Tim: Yeah, yeah. To think that you're immune from these things happening, now there are things that you can do to avoid, that we really think through, but most people aren't like that.
We're running through life. We wake up, we're sliding into another day without really thinking through and planning.
We're going to predictably have these unpredictable things happen. To assume otherwise is to have a sloppy assumption and you're not setting yourself up. You're not respecting your business. You're not respecting your life not to take care of it.
Yeah, but if we had to pay that then we won't eat. Well, if it gets down to starving versus having insurance, I would recommend you go ahead and eat something.
We use these extreme forms to excuse ourselves from having this long term perspective, healthy assumption to say I've got to protect the plant in the process of growth.
Clay: We are going to predictably have these unpredictable things happen.
Tim: It happens.
Clay: It blows my mind. Now countless authors have said that basically insurance is the cheapest form of peace of mind you can buy. I just want to go through these kinds of insurance real quick just so you can give us a high level understanding of why we need these specific ones.
Health insurance, having a high deductible. Basically the idea is if you get in an accident, you have a very high amount you would pay per incident I guess, but you keep your insurance rates lower. Can you explain how that works a little bit just so I can kind of get ...
Tim: Yeah. Health insurance is just in a crazy state of flux right now. The cost, I thought we passed a bill to lower the rates, but mine just went up 30%, my wife told me last week.
Clay: It's probably because you're making bad choices.
Tim: Yeah, making bad choices, so we keep having the catastrophic insurance go up and up and up and we're going to take care of the daily stuff.
We have in health insurance, we have different components, we have the prescription, how much of the prescription are you going to buy versus how much is going to be negotiated by your provider. We have the office visits into the doctor, emergency care, that kind of thing. The more you're going to cover of the that, the less your expenses will be.

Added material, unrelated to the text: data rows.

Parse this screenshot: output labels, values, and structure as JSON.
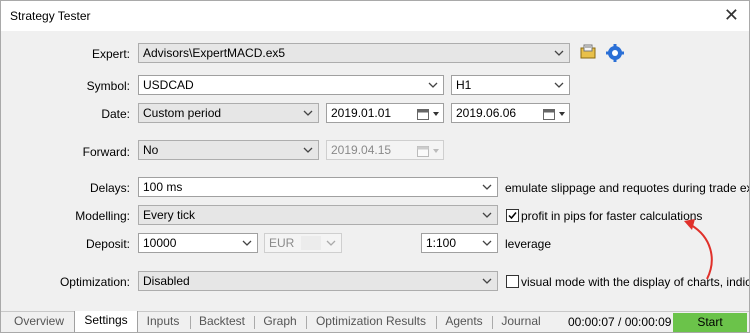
{
  "window": {
    "title": "Strategy Tester"
  },
  "expert": {
    "label": "Expert:",
    "value": "Advisors\\ExpertMACD.ex5"
  },
  "symbol": {
    "label": "Symbol:",
    "value": "USDCAD",
    "timeframe": "H1"
  },
  "date": {
    "label": "Date:",
    "mode": "Custom period",
    "from": "2019.01.01",
    "to": "2019.06.06"
  },
  "forward": {
    "label": "Forward:",
    "mode": "No",
    "date": "2019.04.15"
  },
  "delays": {
    "label": "Delays:",
    "value": "100 ms",
    "note": "emulate slippage and requotes during trade executi"
  },
  "modelling": {
    "label": "Modelling:",
    "value": "Every tick",
    "checkbox_label": "profit in pips for faster calculations",
    "checked": true
  },
  "deposit": {
    "label": "Deposit:",
    "value": "10000",
    "currency": "EUR",
    "leverage": "1:100",
    "leverage_label": "leverage"
  },
  "optimization": {
    "label": "Optimization:",
    "value": "Disabled",
    "checkbox_label": "visual mode with the display of charts, indicators"
  },
  "tabs": [
    "Overview",
    "Settings",
    "Inputs",
    "Backtest",
    "Graph",
    "Optimization Results",
    "Agents",
    "Journal"
  ],
  "active_tab": "Settings",
  "timer": "00:00:07 / 00:00:09",
  "start_label": "Start",
  "colors": {
    "accent_arrow": "#e0302a",
    "start_button": "#6bc34a",
    "settings_icon": "#2a6fd6"
  }
}
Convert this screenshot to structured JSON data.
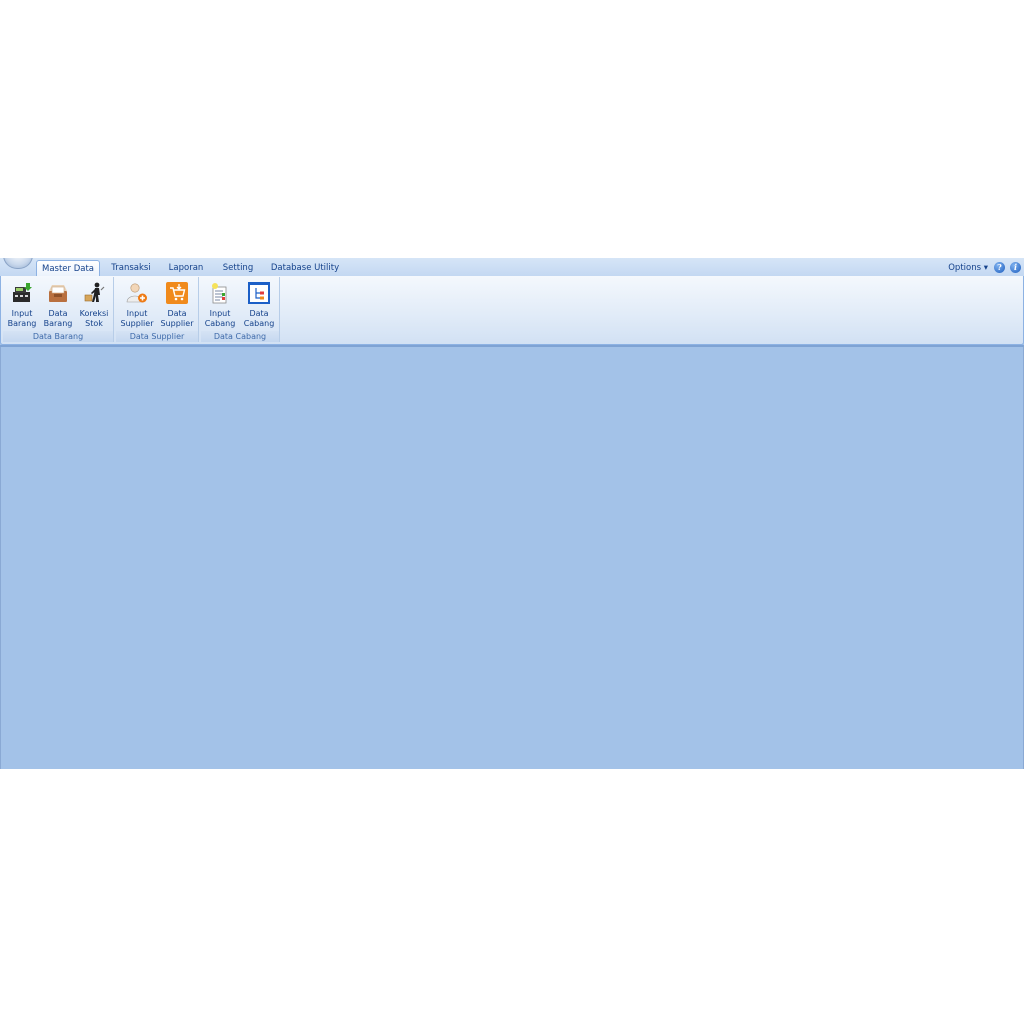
{
  "tabs": [
    {
      "label": "Master Data",
      "active": true
    },
    {
      "label": "Transaksi",
      "active": false
    },
    {
      "label": "Laporan",
      "active": false
    },
    {
      "label": "Setting",
      "active": false
    },
    {
      "label": "Database Utility",
      "active": false
    }
  ],
  "options_label": "Options ▾",
  "help_glyph": "?",
  "info_glyph": "i",
  "groups": [
    {
      "label": "Data Barang",
      "buttons": [
        {
          "label": "Input\nBarang",
          "icon": "cash-register-icon"
        },
        {
          "label": "Data\nBarang",
          "icon": "inbox-tray-icon"
        },
        {
          "label": "Koreksi\nStok",
          "icon": "worker-icon"
        }
      ]
    },
    {
      "label": "Data Supplier",
      "buttons": [
        {
          "label": "Input\nSupplier",
          "icon": "add-user-icon"
        },
        {
          "label": "Data\nSupplier",
          "icon": "shopping-cart-icon"
        }
      ]
    },
    {
      "label": "Data Cabang",
      "buttons": [
        {
          "label": "Input\nCabang",
          "icon": "checklist-icon"
        },
        {
          "label": "Data\nCabang",
          "icon": "branch-window-icon"
        }
      ]
    }
  ],
  "colors": {
    "workspace": "#a3c2e8",
    "ribbon_text": "#15428b",
    "group_label_text": "#3e6aaa"
  }
}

Clay: The more you're going to pay out of your own pocket, the less your insurance bill is going to be.
Tim: Right, right. Yeah. We've seen some health insurance where no matter what you do it's $10 for the medicine, it's $10 for an office visit, so my wife would have more of a tendency to bring the kids in for anything going on.
Tim: They might have a sniffle, but now it may be at $50 or $100 a visit so you go let me make sure here. Let's make sure the kid doesn't actually die before we bring him in.
The higher the deductible for your medicine prescription or the higher per visit or then the third component is how much are you going to cover if you have some catastrophic event like you break your leg.
I busted my leg three times, left leg twice, right leg once. Very expensive kid. I broke my head. I was in a very serious accident. I fractured my skull and busted up my body. Very expensive, OK?
During that time you may have where you agree to say, "Listen, I will pay for the first $3,000 then after that I'll pay for 20% whatever's left over and the insurance will cover all the rest."